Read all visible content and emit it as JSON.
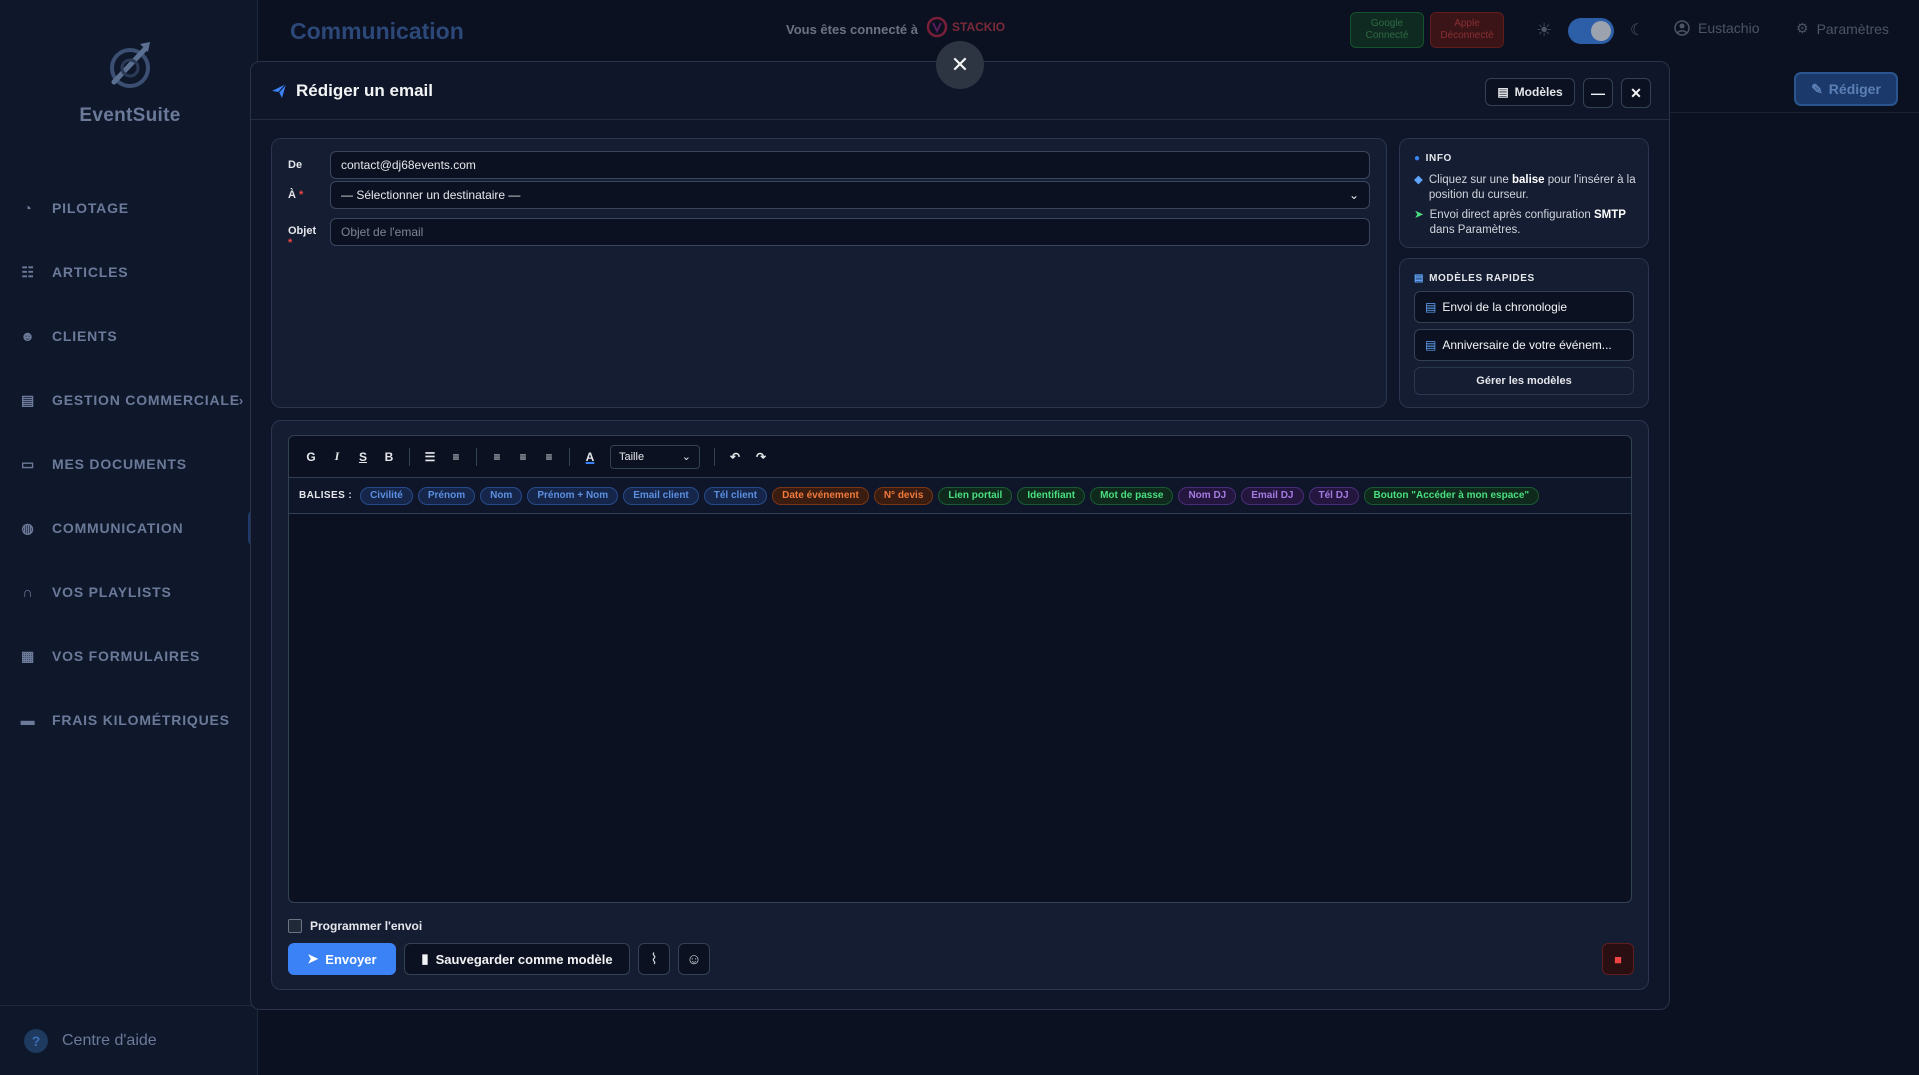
{
  "app": {
    "name": "EventSuite"
  },
  "sidebar": {
    "items": [
      {
        "label": "PILOTAGE",
        "icon": "gauge-icon"
      },
      {
        "label": "ARTICLES",
        "icon": "sliders-icon"
      },
      {
        "label": "CLIENTS",
        "icon": "users-icon"
      },
      {
        "label": "GESTION COMMERCIALE",
        "icon": "document-icon",
        "chevron": "›"
      },
      {
        "label": "MES DOCUMENTS",
        "icon": "folder-icon"
      },
      {
        "label": "COMMUNICATION",
        "icon": "chat-icon",
        "active": true
      },
      {
        "label": "VOS PLAYLISTS",
        "icon": "headphones-icon"
      },
      {
        "label": "VOS FORMULAIRES",
        "icon": "form-icon"
      },
      {
        "label": "FRAIS KILOMÉTRIQUES",
        "icon": "car-icon"
      }
    ],
    "help": {
      "label": "Centre d'aide",
      "icon": "?"
    }
  },
  "header": {
    "title": "Communication",
    "connected_text": "Vous êtes connecté à",
    "brand_name": "STACKIO",
    "google": {
      "label": "Google",
      "status": "Connecté"
    },
    "apple": {
      "label": "Apple",
      "status": "Déconnecté"
    },
    "user": "Eustachio",
    "settings": "Paramètres",
    "compose_label": "Rédiger"
  },
  "overlay": {
    "close_symbol": "✕"
  },
  "modal": {
    "title": "Rédiger un email",
    "models_label": "Modèles",
    "minimize_symbol": "—",
    "close_symbol": "✕",
    "fields": {
      "from_label": "De",
      "from_value": "contact@dj68events.com",
      "to_label": "À",
      "to_value": "— Sélectionner un destinataire —",
      "subject_label": "Objet",
      "subject_placeholder": "Objet de l'email",
      "required_mark": "*"
    },
    "info": {
      "title": "INFO",
      "line1_pre": "Cliquez sur une",
      "line1_bold": "balise",
      "line1_post": "pour l'insérer à la position du curseur.",
      "line2_pre": "Envoi direct après configuration",
      "line2_bold": "SMTP",
      "line2_post": "dans Paramètres."
    },
    "rapid": {
      "title": "MODÈLES RAPIDES",
      "templates": [
        "Envoi de la chronologie",
        "Anniversaire de votre événem..."
      ],
      "manage": "Gérer les modèles"
    },
    "toolbar": {
      "bold_g": "G",
      "italic": "I",
      "strike": "S",
      "bold_b": "B",
      "size_label": "Taille"
    },
    "tags": {
      "label": "BALISES :",
      "items": [
        {
          "text": "Civilité",
          "color": "blue"
        },
        {
          "text": "Prénom",
          "color": "blue"
        },
        {
          "text": "Nom",
          "color": "blue"
        },
        {
          "text": "Prénom + Nom",
          "color": "blue"
        },
        {
          "text": "Email client",
          "color": "blue"
        },
        {
          "text": "Tél client",
          "color": "blue"
        },
        {
          "text": "Date événement",
          "color": "orange"
        },
        {
          "text": "N° devis",
          "color": "orange"
        },
        {
          "text": "Lien portail",
          "color": "green"
        },
        {
          "text": "Identifiant",
          "color": "green"
        },
        {
          "text": "Mot de passe",
          "color": "green"
        },
        {
          "text": "Nom DJ",
          "color": "purple"
        },
        {
          "text": "Email DJ",
          "color": "purple"
        },
        {
          "text": "Tél DJ",
          "color": "purple"
        },
        {
          "text": "Bouton \"Accéder à mon espace\"",
          "color": "green"
        }
      ]
    },
    "schedule_label": "Programmer l'envoi",
    "send_label": "Envoyer",
    "save_template_label": "Sauvegarder comme modèle"
  },
  "colors": {
    "accent": "#3b82f6",
    "background": "#0b1120",
    "danger": "#ef4444"
  }
}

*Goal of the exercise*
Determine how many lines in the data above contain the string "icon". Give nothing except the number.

*Response below*
10